Data section ->

= = =

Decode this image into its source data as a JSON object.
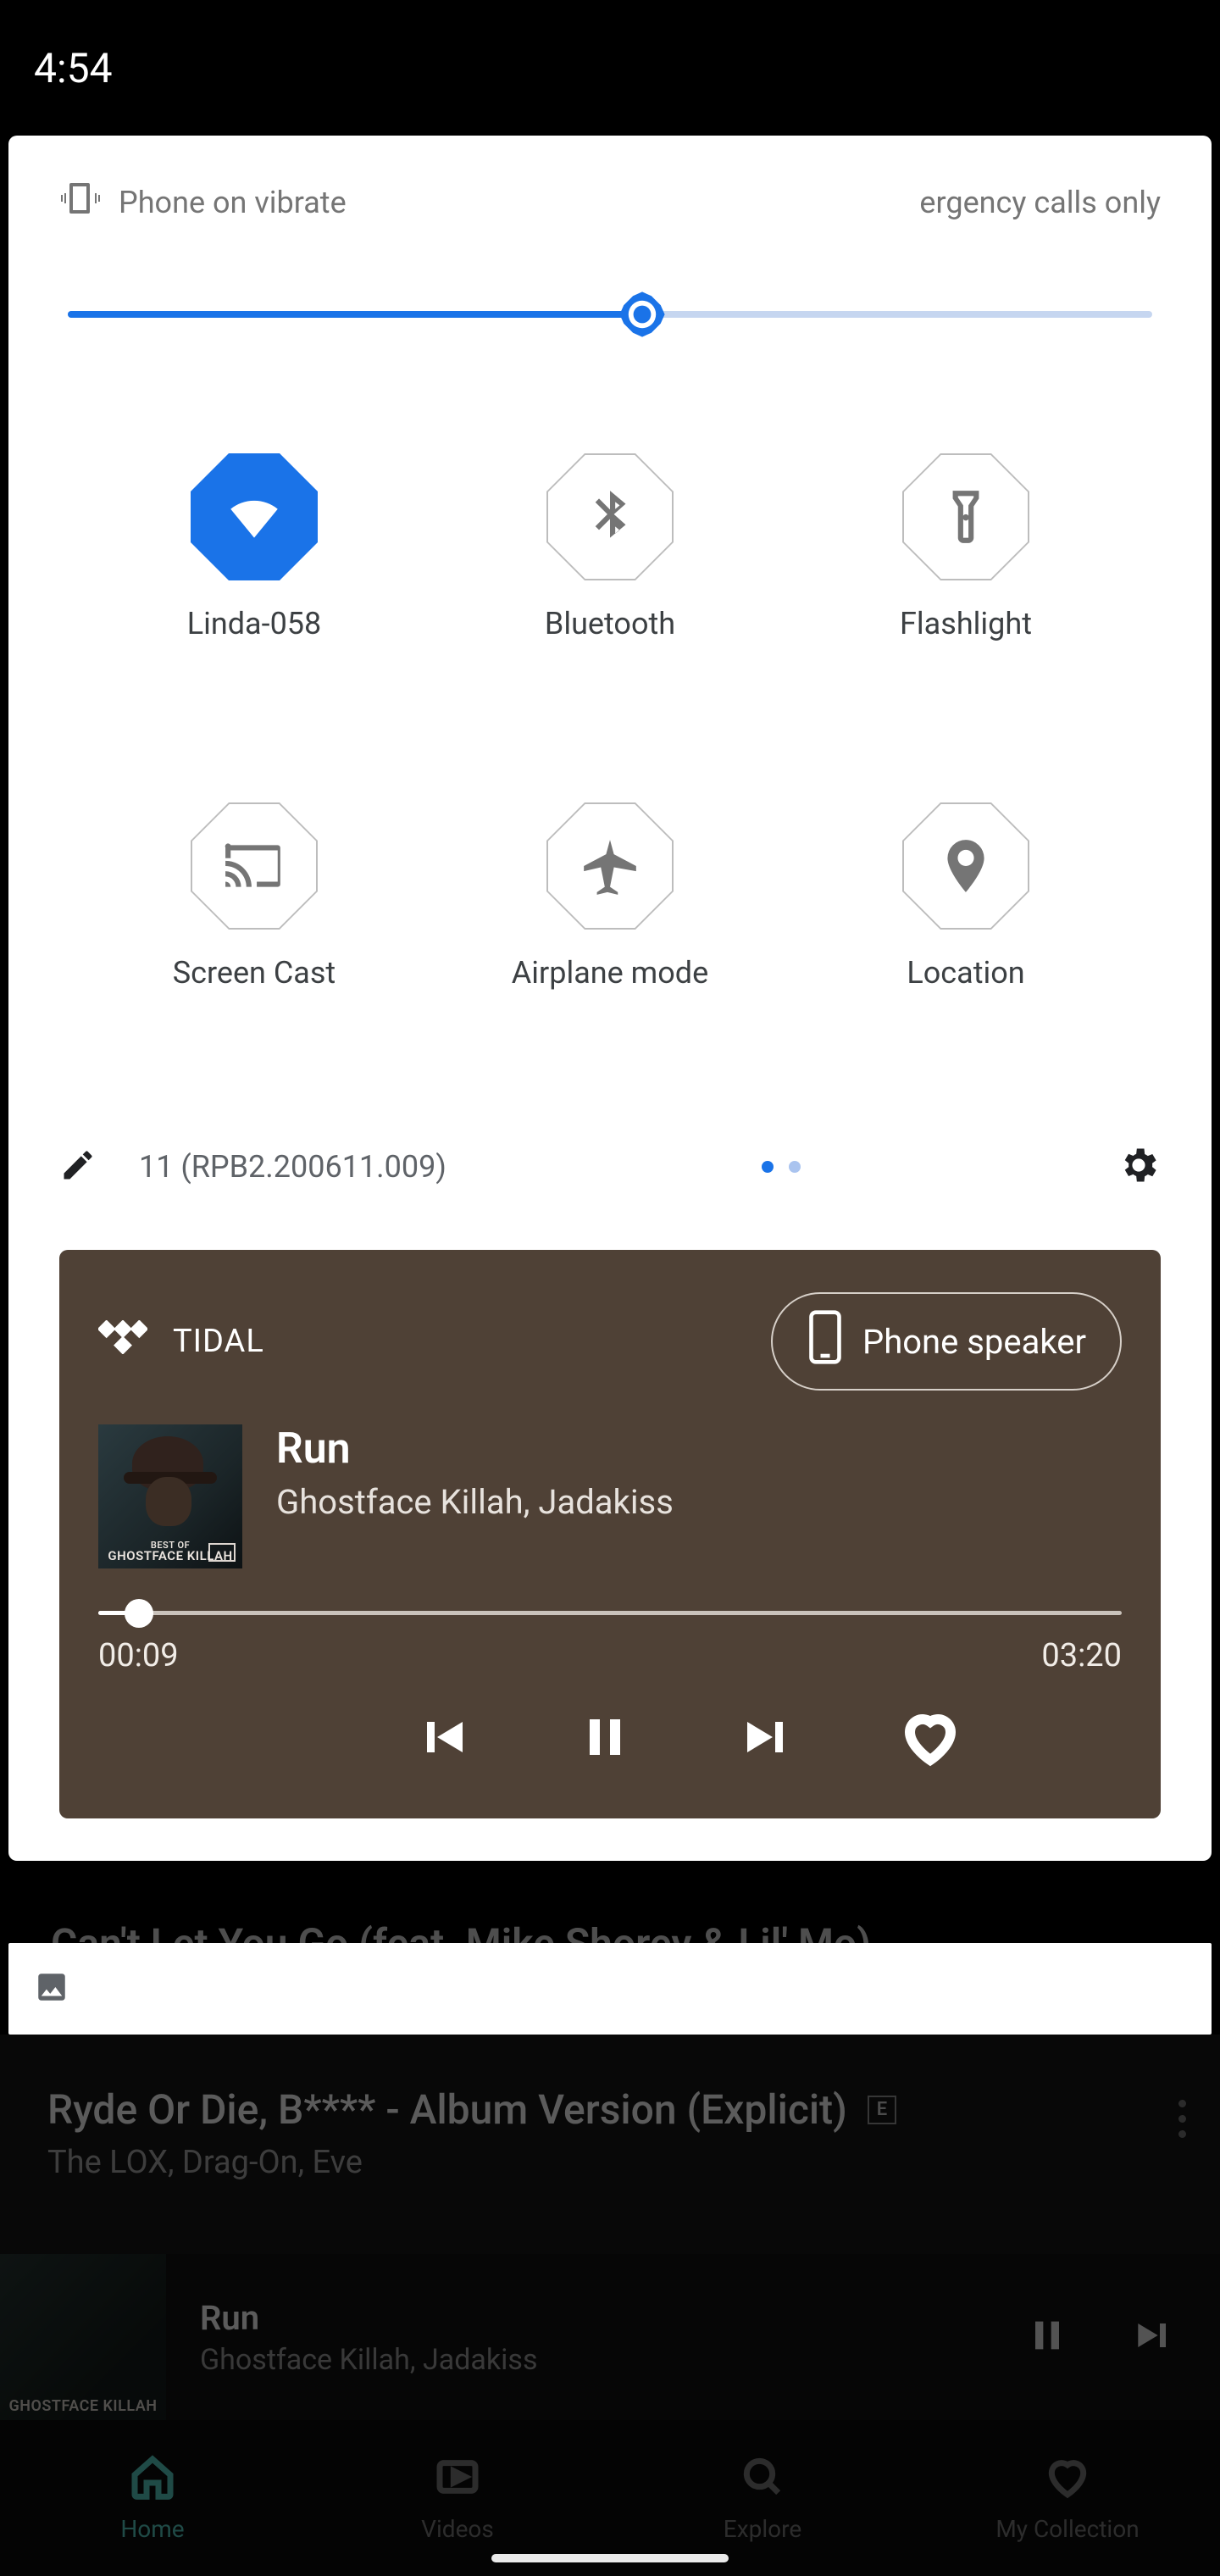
{
  "statusbar": {
    "time": "4:54"
  },
  "panel": {
    "status_left": "Phone on vibrate",
    "status_right": "ergency calls only",
    "brightness_pct": 53,
    "tiles": [
      {
        "label": "Linda-058",
        "icon": "wifi-icon",
        "active": true
      },
      {
        "label": "Bluetooth",
        "icon": "bluetooth-icon",
        "active": false
      },
      {
        "label": "Flashlight",
        "icon": "flashlight-icon",
        "active": false
      },
      {
        "label": "Screen Cast",
        "icon": "cast-icon",
        "active": false
      },
      {
        "label": "Airplane mode",
        "icon": "airplane-icon",
        "active": false
      },
      {
        "label": "Location",
        "icon": "location-icon",
        "active": false
      }
    ],
    "build": "11 (RPB2.200611.009)",
    "page_dots": {
      "count": 2,
      "active": 0
    }
  },
  "media": {
    "app": "TIDAL",
    "output": "Phone speaker",
    "track": {
      "title": "Run",
      "artist": "Ghostface Killah, Jadakiss"
    },
    "album_art_caption": "GHOSTFACE KILLAH",
    "album_art_top": "BEST OF",
    "elapsed": "00:09",
    "duration": "03:20",
    "progress_pct": 4
  },
  "peek_behind": "Can't Let You Go (feat. Mike Shorey & Lil' Mo)",
  "bg": {
    "list_title": "Ryde Or Die, B**** - Album Version (Explicit)",
    "explicit_badge": "E",
    "list_artist": "The LOX, Drag-On, Eve",
    "mini": {
      "title": "Run",
      "artist": "Ghostface Killah, Jadakiss",
      "art_caption": "GHOSTFACE KILLAH"
    },
    "tabs": [
      {
        "label": "Home",
        "icon": "home-icon",
        "active": true
      },
      {
        "label": "Videos",
        "icon": "video-icon",
        "active": false
      },
      {
        "label": "Explore",
        "icon": "search-icon",
        "active": false
      },
      {
        "label": "My Collection",
        "icon": "heart-icon",
        "active": false
      }
    ]
  }
}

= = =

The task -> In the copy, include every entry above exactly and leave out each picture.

Output ->
Decode this image into its source data as a JSON object.
{
  "statusbar": {
    "time": "4:54"
  },
  "panel": {
    "status_left": "Phone on vibrate",
    "status_right": "ergency calls only",
    "brightness_pct": 53,
    "tiles": [
      {
        "label": "Linda-058",
        "icon": "wifi-icon",
        "active": true
      },
      {
        "label": "Bluetooth",
        "icon": "bluetooth-icon",
        "active": false
      },
      {
        "label": "Flashlight",
        "icon": "flashlight-icon",
        "active": false
      },
      {
        "label": "Screen Cast",
        "icon": "cast-icon",
        "active": false
      },
      {
        "label": "Airplane mode",
        "icon": "airplane-icon",
        "active": false
      },
      {
        "label": "Location",
        "icon": "location-icon",
        "active": false
      }
    ],
    "build": "11 (RPB2.200611.009)",
    "page_dots": {
      "count": 2,
      "active": 0
    }
  },
  "media": {
    "app": "TIDAL",
    "output": "Phone speaker",
    "track": {
      "title": "Run",
      "artist": "Ghostface Killah, Jadakiss"
    },
    "album_art_caption": "GHOSTFACE KILLAH",
    "album_art_top": "BEST OF",
    "elapsed": "00:09",
    "duration": "03:20",
    "progress_pct": 4
  },
  "peek_behind": "Can't Let You Go (feat. Mike Shorey & Lil' Mo)",
  "bg": {
    "list_title": "Ryde Or Die, B**** - Album Version (Explicit)",
    "explicit_badge": "E",
    "list_artist": "The LOX, Drag-On, Eve",
    "mini": {
      "title": "Run",
      "artist": "Ghostface Killah, Jadakiss",
      "art_caption": "GHOSTFACE KILLAH"
    },
    "tabs": [
      {
        "label": "Home",
        "icon": "home-icon",
        "active": true
      },
      {
        "label": "Videos",
        "icon": "video-icon",
        "active": false
      },
      {
        "label": "Explore",
        "icon": "search-icon",
        "active": false
      },
      {
        "label": "My Collection",
        "icon": "heart-icon",
        "active": false
      }
    ]
  }
}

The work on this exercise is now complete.